Intesa Sanpaolo joins the European Commission's Clean Hydrogen Alliance

Intesa Sanpaolo joins the European Commission's Clean Hydrogen Alliance. Clean hydrogen is the key to accelerating the energy transition with undeniable environmental and social benefits

Intesa Sanpaolo is the first Italian bank admitted to the European Commission’s European Clean Hydrogen Alliance (ECHA).

The European Commission’s European Clean Hydrogen Alliance brings the continent’s most significant industrial and financial players together with the aim to favour the deployment of technologies linked to the production of hydrogen from renewable or low carbon emission sources by 2030.

With the support of the initiatives organised by the Alliance, the European Union intends to assume global leadership of the sector, with the aim of maintaining the commitment to achieving carbon neutrality by 2050, as envisaged by the European Green Deal.

Intesa Sanpaolo has also committed itself to facilitating access to the European Commission's IPCEI (Important Project of Common European Interest) programme paying particular attention to the first of the major projects in the pipeline, dedicated to the clean hydrogen supply chain.

Why choose Hydrogen as an energy source
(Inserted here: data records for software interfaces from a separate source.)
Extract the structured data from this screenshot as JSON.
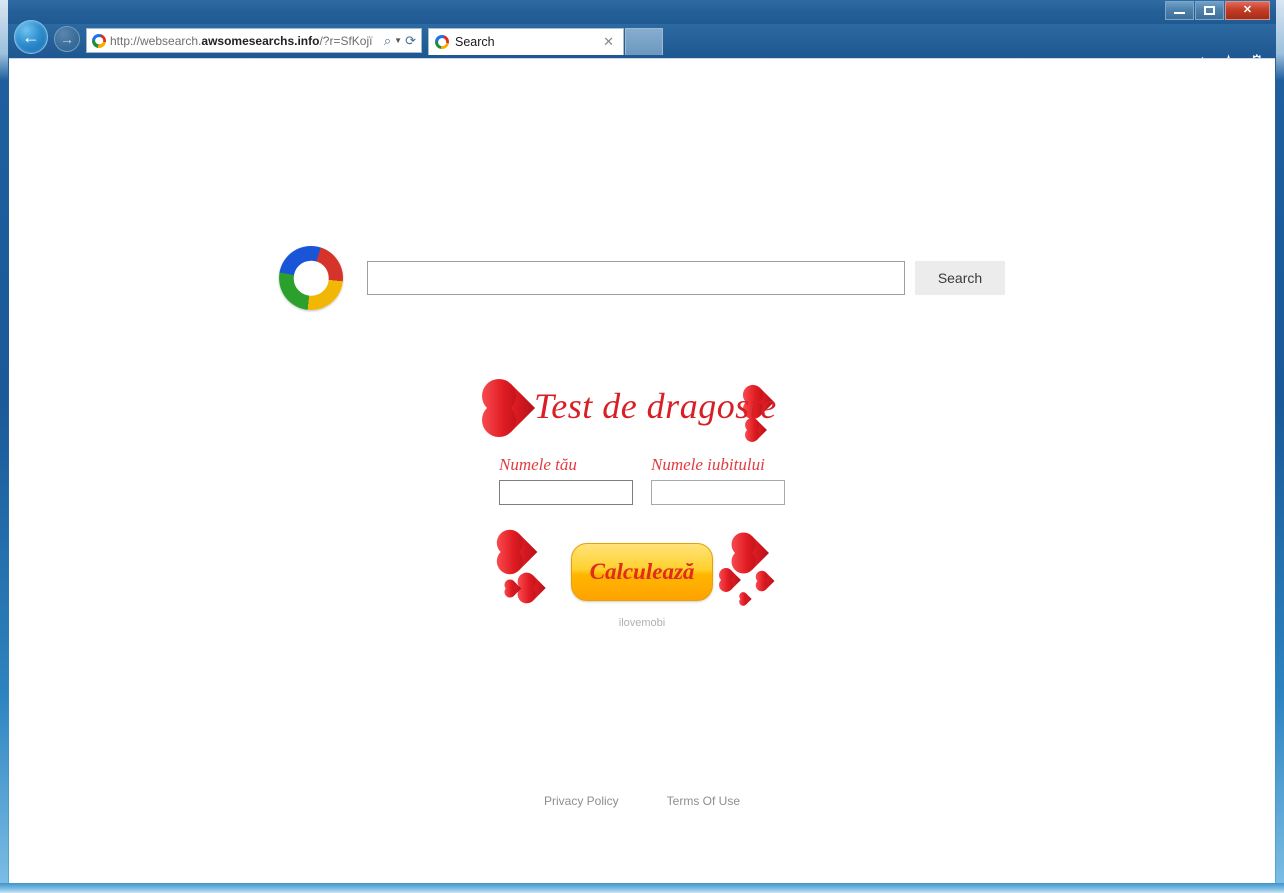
{
  "window": {
    "minimize_label": "Minimize",
    "maximize_label": "Maximize",
    "close_label": "✕"
  },
  "browser": {
    "back_arrow": "←",
    "forward_arrow": "→",
    "address": {
      "scheme": "http://websearch.",
      "domain": "awsomesearchs.info",
      "path": "/?r=SfKojï",
      "full": "http://websearch.awsomesearchs.info/?r=SfKojï",
      "search_icon": "⌕",
      "caret_icon": "▼",
      "refresh_icon": "⟳"
    },
    "tab": {
      "title": "Search",
      "close_label": "✕"
    },
    "toolbar_icons": {
      "home": "⌂",
      "favorites": "★",
      "tools": "⚙"
    }
  },
  "page": {
    "search": {
      "input_value": "",
      "placeholder": "",
      "button_label": "Search"
    },
    "love_test": {
      "title": "Test de dragoste",
      "your_name": {
        "label": "Numele tău",
        "value": "",
        "placeholder": ""
      },
      "partner_name": {
        "label": "Numele iubitului",
        "value": "",
        "placeholder": ""
      },
      "calculate_label": "Calculează",
      "brand": "ilovemobi"
    },
    "footer": {
      "privacy_policy": "Privacy Policy",
      "terms_of_use": "Terms Of Use"
    }
  },
  "colors": {
    "title_bar": "#1f5a93",
    "accent_red": "#e01b22",
    "button_yellow": "#ffc400",
    "link_gray": "#8e8e8e"
  }
}
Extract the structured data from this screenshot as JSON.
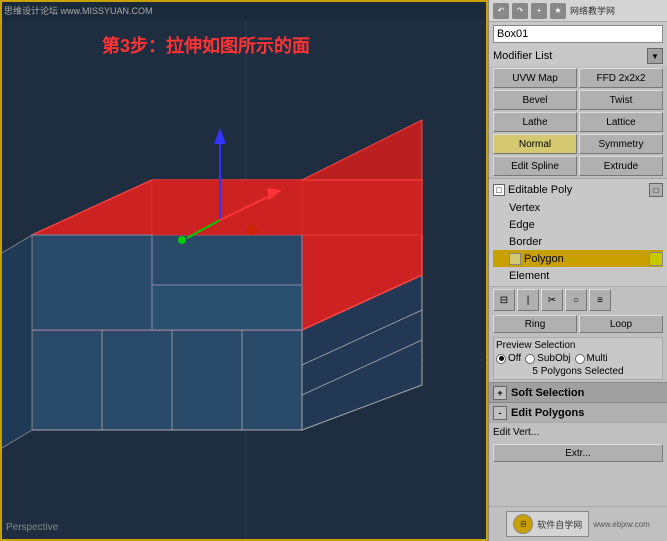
{
  "viewport": {
    "label": "Perspective",
    "background_color": "#1e2d40"
  },
  "instruction": {
    "text": "第3步：拉伸如图所示的面"
  },
  "watermark": {
    "site": "思维设计论坛",
    "url": "www.MISSYUAN.COM",
    "logo_url": "www.ebjxw.com"
  },
  "right_panel": {
    "object_name": "Box01",
    "modifier_list_label": "Modifier List",
    "nav_icons": [
      "↶",
      "↷",
      "⊕",
      "☆"
    ],
    "modifier_buttons": [
      {
        "label": "UVW Map",
        "highlighted": false
      },
      {
        "label": "FFD 2x2x2",
        "highlighted": false
      },
      {
        "label": "Bevel",
        "highlighted": false
      },
      {
        "label": "Twist",
        "highlighted": false
      },
      {
        "label": "Lathe",
        "highlighted": false
      },
      {
        "label": "Lattice",
        "highlighted": false
      },
      {
        "label": "Normal",
        "highlighted": true
      },
      {
        "label": "Symmetry",
        "highlighted": false
      },
      {
        "label": "Edit Spline",
        "highlighted": false
      },
      {
        "label": "Extrude",
        "highlighted": false
      }
    ],
    "stack": {
      "root_label": "Editable Poly",
      "items": [
        {
          "label": "Vertex",
          "selected": false
        },
        {
          "label": "Edge",
          "selected": false
        },
        {
          "label": "Border",
          "selected": false
        },
        {
          "label": "Polygon",
          "selected": true
        },
        {
          "label": "Element",
          "selected": false
        }
      ]
    },
    "toolbar_icons": [
      "⊟",
      "⊞",
      "✂",
      "○",
      "☰"
    ],
    "ring_loop": {
      "ring_label": "Ring",
      "loop_label": "Loop"
    },
    "preview_selection": {
      "title": "Preview Selection",
      "options": [
        "Off",
        "SubObj",
        "Multi"
      ],
      "active": "Off",
      "status": "5 Polygons Selected"
    },
    "soft_selection": {
      "sign": "+",
      "label": "Soft Selection"
    },
    "edit_polygons": {
      "sign": "-",
      "label": "Edit Polygons"
    },
    "edit_verts": {
      "label": "Edit Vert..."
    },
    "extrude": {
      "label": "Extr..."
    }
  }
}
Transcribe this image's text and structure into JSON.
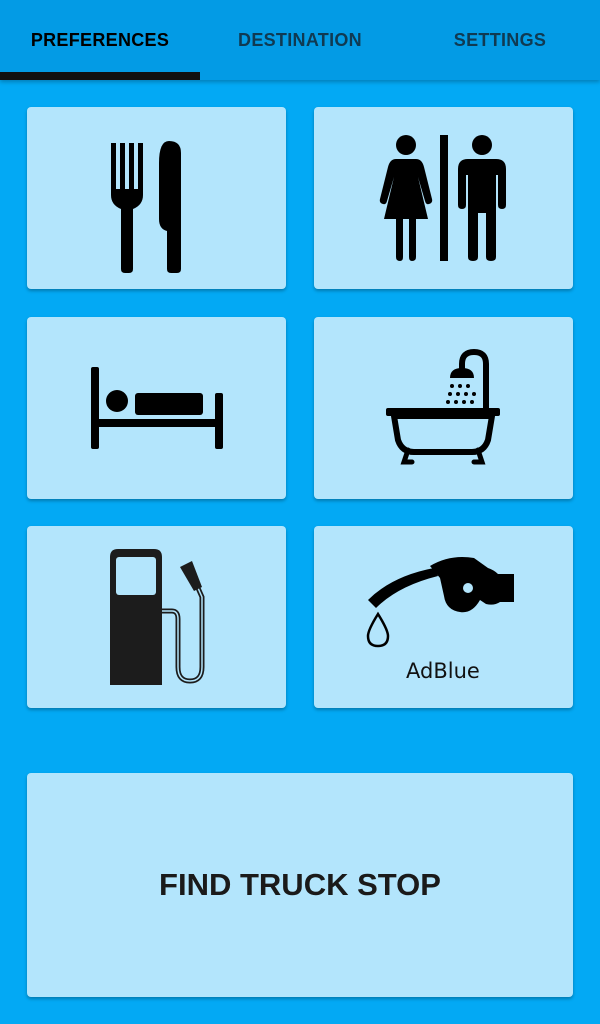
{
  "tabs": [
    {
      "label": "PREFERENCES",
      "active": true
    },
    {
      "label": "DESTINATION",
      "active": false
    },
    {
      "label": "SETTINGS",
      "active": false
    }
  ],
  "tiles": [
    {
      "icon": "restaurant-icon"
    },
    {
      "icon": "restroom-icon"
    },
    {
      "icon": "bed-icon"
    },
    {
      "icon": "shower-bath-icon"
    },
    {
      "icon": "fuel-pump-icon"
    },
    {
      "icon": "adblue-nozzle-icon",
      "caption": "AdBlue"
    }
  ],
  "find_button": {
    "label": "FIND TRUCK STOP"
  },
  "colors": {
    "background": "#03A9F4",
    "tab_bar": "#039BE5",
    "tile": "#B3E5FC",
    "icon": "#000000"
  }
}
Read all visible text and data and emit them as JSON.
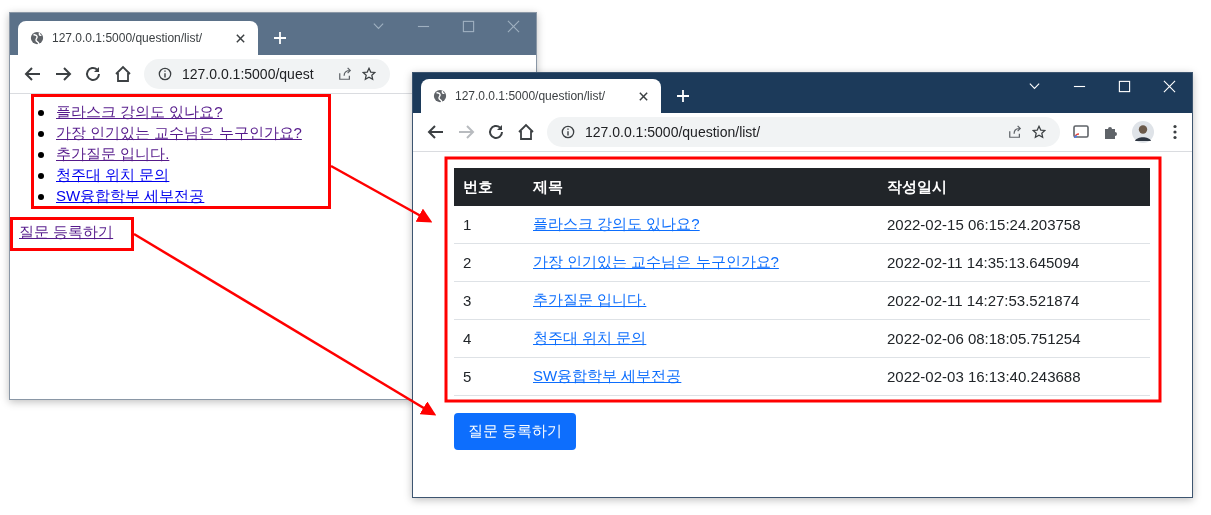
{
  "back_window": {
    "tab_title": "127.0.0.1:5000/question/list/",
    "address": "127.0.0.1:5000/quest",
    "forward_disabled": false,
    "questions": [
      {
        "title": "플라스크 강의도 있나요?",
        "visited": true
      },
      {
        "title": "가장 인기있는 교수님은 누구인가요?",
        "visited": true
      },
      {
        "title": "추가질문 입니다.",
        "visited": true
      },
      {
        "title": "청주대 위치 문의",
        "visited": false
      },
      {
        "title": "SW융합학부 세부전공",
        "visited": false
      }
    ],
    "register_link": {
      "label": "질문 등록하기",
      "visited": true
    }
  },
  "front_window": {
    "tab_title": "127.0.0.1:5000/question/list/",
    "address": "127.0.0.1:5000/question/list/",
    "forward_disabled": true,
    "table": {
      "columns": [
        "번호",
        "제목",
        "작성일시"
      ],
      "rows": [
        {
          "number": "1",
          "title": "플라스크 강의도 있나요?",
          "created": "2022-02-15 06:15:24.203758"
        },
        {
          "number": "2",
          "title": "가장 인기있는 교수님은 누구인가요?",
          "created": "2022-02-11 14:35:13.645094"
        },
        {
          "number": "3",
          "title": "추가질문 입니다.",
          "created": "2022-02-11 14:27:53.521874"
        },
        {
          "number": "4",
          "title": "청주대 위치 문의",
          "created": "2022-02-06 08:18:05.751254"
        },
        {
          "number": "5",
          "title": "SW융합학부 세부전공",
          "created": "2022-02-03 16:13:40.243688"
        }
      ]
    },
    "register_button": "질문 등록하기"
  }
}
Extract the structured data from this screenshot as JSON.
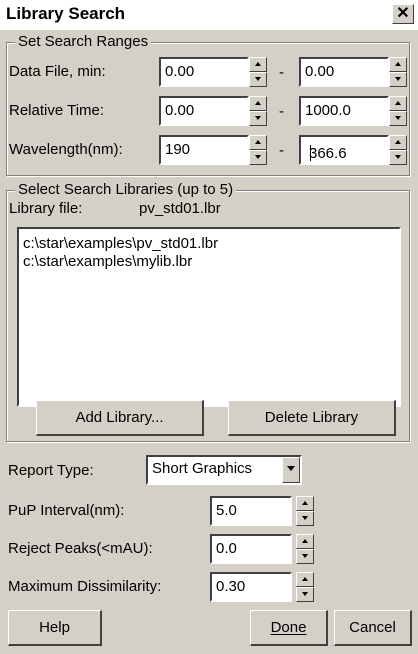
{
  "window": {
    "title": "Library Search",
    "close_glyph": "✕"
  },
  "ranges": {
    "legend": "Set Search Ranges",
    "rows": [
      {
        "label": "Data File, min:",
        "from": "0.00",
        "to": "0.00"
      },
      {
        "label": "Relative Time:",
        "from": "0.00",
        "to": "1000.0"
      },
      {
        "label": "Wavelength(nm):",
        "from": "190",
        "to": "366.6"
      }
    ],
    "separator": "-"
  },
  "libraries": {
    "legend": "Select Search Libraries (up to 5)",
    "file_label": "Library file:",
    "file_value": "pv_std01.lbr",
    "items": [
      "c:\\star\\examples\\pv_std01.lbr",
      "c:\\star\\examples\\mylib.lbr"
    ],
    "add_label": "Add Library...",
    "delete_label": "Delete Library"
  },
  "report": {
    "label": "Report Type:",
    "value": "Short Graphics"
  },
  "params": [
    {
      "label": "PuP Interval(nm):",
      "value": "5.0"
    },
    {
      "label": "Reject Peaks(<mAU):",
      "value": "0.0"
    },
    {
      "label": "Maximum Dissimilarity:",
      "value": "0.30"
    }
  ],
  "footer": {
    "help_label": "Help",
    "done_label": "Done",
    "cancel_label": "Cancel"
  }
}
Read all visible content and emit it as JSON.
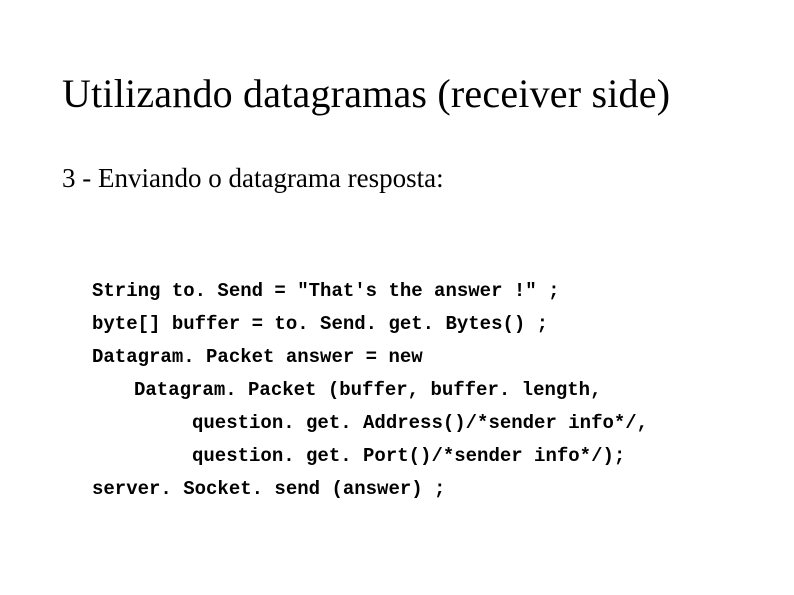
{
  "title": "Utilizando datagramas (receiver side)",
  "subtitle": "3 - Enviando o datagrama resposta:",
  "code": {
    "l1": "String to. Send = \"That's the answer !\" ;",
    "l2": "byte[] buffer = to. Send. get. Bytes() ;",
    "l3": "Datagram. Packet answer = new",
    "l4": "Datagram. Packet (buffer, buffer. length,",
    "l5": "question. get. Address()/*sender info*/,",
    "l6": "question. get. Port()/*sender info*/);",
    "l7": "server. Socket. send (answer) ;"
  }
}
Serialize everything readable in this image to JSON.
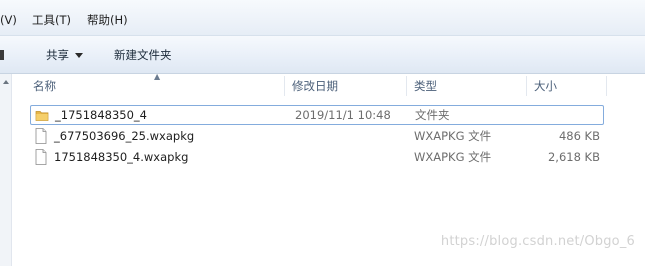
{
  "menubar": {
    "items": [
      {
        "label": "(V)"
      },
      {
        "label": "工具(T)"
      },
      {
        "label": "帮助(H)"
      }
    ]
  },
  "toolbar": {
    "share_label": "共享",
    "new_folder_label": "新建文件夹"
  },
  "file_list": {
    "columns": {
      "name": "名称",
      "date": "修改日期",
      "type": "类型",
      "size": "大小"
    },
    "rows": [
      {
        "name": "_1751848350_4",
        "date": "2019/11/1 10:48",
        "type": "文件夹",
        "size": "",
        "icon": "folder-icon"
      },
      {
        "name": "_677503696_25.wxapkg",
        "date": "",
        "type": "WXAPKG 文件",
        "size": "486 KB",
        "icon": "file-icon"
      },
      {
        "name": "1751848350_4.wxapkg",
        "date": "",
        "type": "WXAPKG 文件",
        "size": "2,618 KB",
        "icon": "file-icon"
      }
    ]
  },
  "watermark": {
    "text": "https://blog.csdn.net/Obgo_6"
  },
  "colors": {
    "focus_border": "#84acdd",
    "header_text": "#4c607a",
    "folder": "#e7b64a"
  }
}
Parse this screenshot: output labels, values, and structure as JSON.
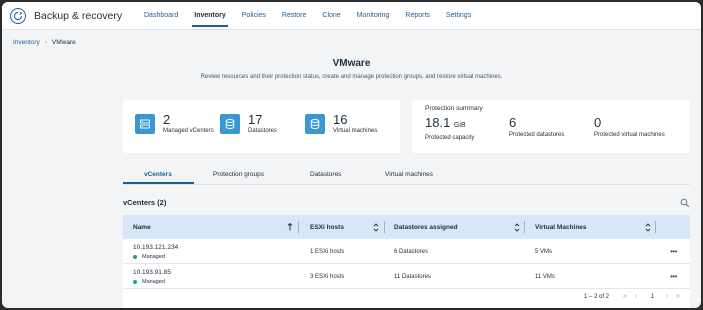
{
  "app": {
    "title": "Backup & recovery",
    "icon": "refresh-shield-icon"
  },
  "nav": [
    {
      "label": "Dashboard",
      "active": false
    },
    {
      "label": "Inventory",
      "active": true
    },
    {
      "label": "Policies",
      "active": false
    },
    {
      "label": "Restore",
      "active": false
    },
    {
      "label": "Clone",
      "active": false
    },
    {
      "label": "Monitoring",
      "active": false
    },
    {
      "label": "Reports",
      "active": false
    },
    {
      "label": "Settings",
      "active": false
    }
  ],
  "breadcrumb": {
    "parent": "Inventory",
    "separator": "›",
    "current": "VMware"
  },
  "page": {
    "title": "VMware",
    "subtitle": "Review resources and their protection status, create and manage protection groups, and restore virtual machines."
  },
  "summary": [
    {
      "value": "2",
      "label": "Managed vCenters",
      "icon": "server-icon"
    },
    {
      "value": "17",
      "label": "Datastores",
      "icon": "database-icon"
    },
    {
      "value": "16",
      "label": "Virtual machines",
      "icon": "database-icon"
    }
  ],
  "protection": {
    "title": "Protection summary",
    "items": [
      {
        "value": "18.1",
        "unit": "GiB",
        "label": "Protected capacity"
      },
      {
        "value": "6",
        "unit": "",
        "label": "Protected datastores"
      },
      {
        "value": "0",
        "unit": "",
        "label": "Protected virtual machines"
      }
    ]
  },
  "tabs": [
    {
      "label": "vCenters",
      "active": true
    },
    {
      "label": "Protection groups",
      "active": false
    },
    {
      "label": "Datastores",
      "active": false
    },
    {
      "label": "Virtual machines",
      "active": false
    }
  ],
  "section": {
    "title": "vCenters (2)"
  },
  "table": {
    "columns": [
      "Name",
      "ESXi hosts",
      "Datastores assigned",
      "Virtual Machines"
    ],
    "rows": [
      {
        "name": "10.193.121.234",
        "status": "Managed",
        "hosts": "1 ESXi hosts",
        "datastores": "6 Datastores",
        "vms": "5 VMs"
      },
      {
        "name": "10.193.91.85",
        "status": "Managed",
        "hosts": "3 ESXi hosts",
        "datastores": "11 Datastores",
        "vms": "11 VMs"
      }
    ],
    "more_label": "•••"
  },
  "pagination": {
    "range": "1 – 2 of 2",
    "page": "1",
    "first": "«",
    "prev": "‹",
    "next": "›",
    "last": "»"
  },
  "colors": {
    "accent": "#1b5e96",
    "icon_bg": "#3b97d3",
    "status_green": "#1aa67b",
    "header_bg": "#d7e7f6"
  }
}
Hydrogen is a climate-friendly gas because it does not contain carbon and, if used to produce energy, it does not emit CO2.

Hydrogen is also an energy carrier, because it can be used to store the energy produced by non-programmable and intermittent renewable sources such as sun and wind, to then be reconverted into energy when necessary, or used as a raw material in various chemical processes for industry and agriculture, or to power heavy transport, and in future even in aviation.

Clean hydrogen also offers a practical solution for decarbonising industrial processes and economic sectors where reducing emissions is both urgent and difficult to achieve.

Currently, the use of hydrogen is held back by the high costs associated with production, but the economies of scale that will derive from industrialisation of processes and the learning economies associated with cumulative production volumes could mean possibly reaching a break-even point as early as 2030.